- Assisting in business development and brand growth
Requirements & Qualifications:
- Culinary degree preferred
- Minimum 5 years of experience in culinary arts
- Portfolio of signature and mastered dishes
- Knowledge of food sanitation and safety
- Proven leadership, customer service, and organization skills
- Strong work ethic and desire to grow professionally
Hiring on iHireChefs? We’ll walk you through the process of creating an enticing chef job ad with our step-by-step Job Ad Builder tool.
Chef Interview Questions
What are the best chef interview questions? When interviewing candidates for your culinary position, asking these questions (in addition to your standard job interview questions like, What are your strengths and weaknesses?) will help ensure your new hire meets your requirements.
- What type of culinary background, experience, certifications, and training do you possess?
- How do you handle stressful situations? Give an example of how you performed under pressure in a previous role.
- How do you build morale and maintain a solid team in the kitchen?
- How would your teammates describe your management style?
- How do you keep yourself organized in the kitchen?
- What dish, recipe, or type of cuisine do you excel at and/or enjoy creating the most?
- Talk about a time you created or improved a specific menu or menu item.
- What would you do if a customer complained about their meal or sent it back?
- How do you stay current with today’s evolving culinary industry trends?
Additional Tips for How to Hire a Chef

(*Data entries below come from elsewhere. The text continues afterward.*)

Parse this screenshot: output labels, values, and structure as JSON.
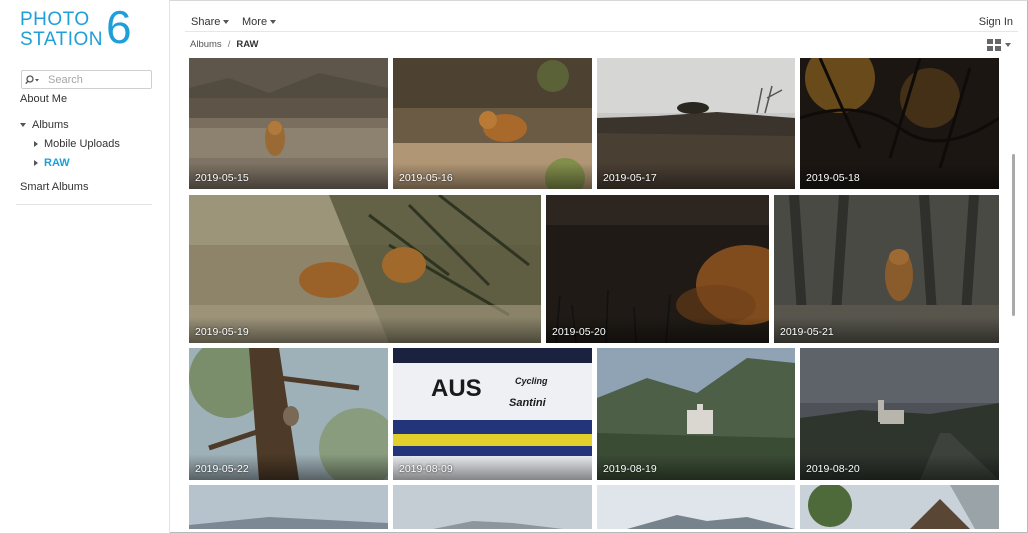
{
  "app": {
    "logo_line1": "PHOTO",
    "logo_line2": "STATION",
    "logo_number": "6",
    "accent_color": "#1e9fd8"
  },
  "search": {
    "placeholder": "Search",
    "icon": "search-icon"
  },
  "sidebar": {
    "about_me": "About Me",
    "albums": "Albums",
    "mobile_uploads": "Mobile Uploads",
    "raw": "RAW",
    "smart_albums": "Smart Albums"
  },
  "toolbar": {
    "share": "Share",
    "more": "More",
    "sign_in": "Sign In"
  },
  "breadcrumb": {
    "root": "Albums",
    "separator": "/",
    "current": "RAW"
  },
  "photos": [
    {
      "date": "2019-05-15"
    },
    {
      "date": "2019-05-16"
    },
    {
      "date": "2019-05-17"
    },
    {
      "date": "2019-05-18"
    },
    {
      "date": "2019-05-19"
    },
    {
      "date": "2019-05-20"
    },
    {
      "date": "2019-05-21"
    },
    {
      "date": "2019-05-22"
    },
    {
      "date": "2019-08-09"
    },
    {
      "date": "2019-08-19"
    },
    {
      "date": "2019-08-20"
    }
  ]
}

- Request to see the candidate’s portfolio of signature recipes.
- Require top runners to prepare a sample dish a la “Top Chef.”
- Offer an incentive, such as a sign-on bonus, to lure talent in a competitive market.
- Don’t skip out on calling candidate references.
- Focus on applicant soft skills – like organization, communication, leadership – cooking isn’t the only requirement for a successful chef.
Where to Hire a Chef
Start your search for qualified talent on iHireChefs.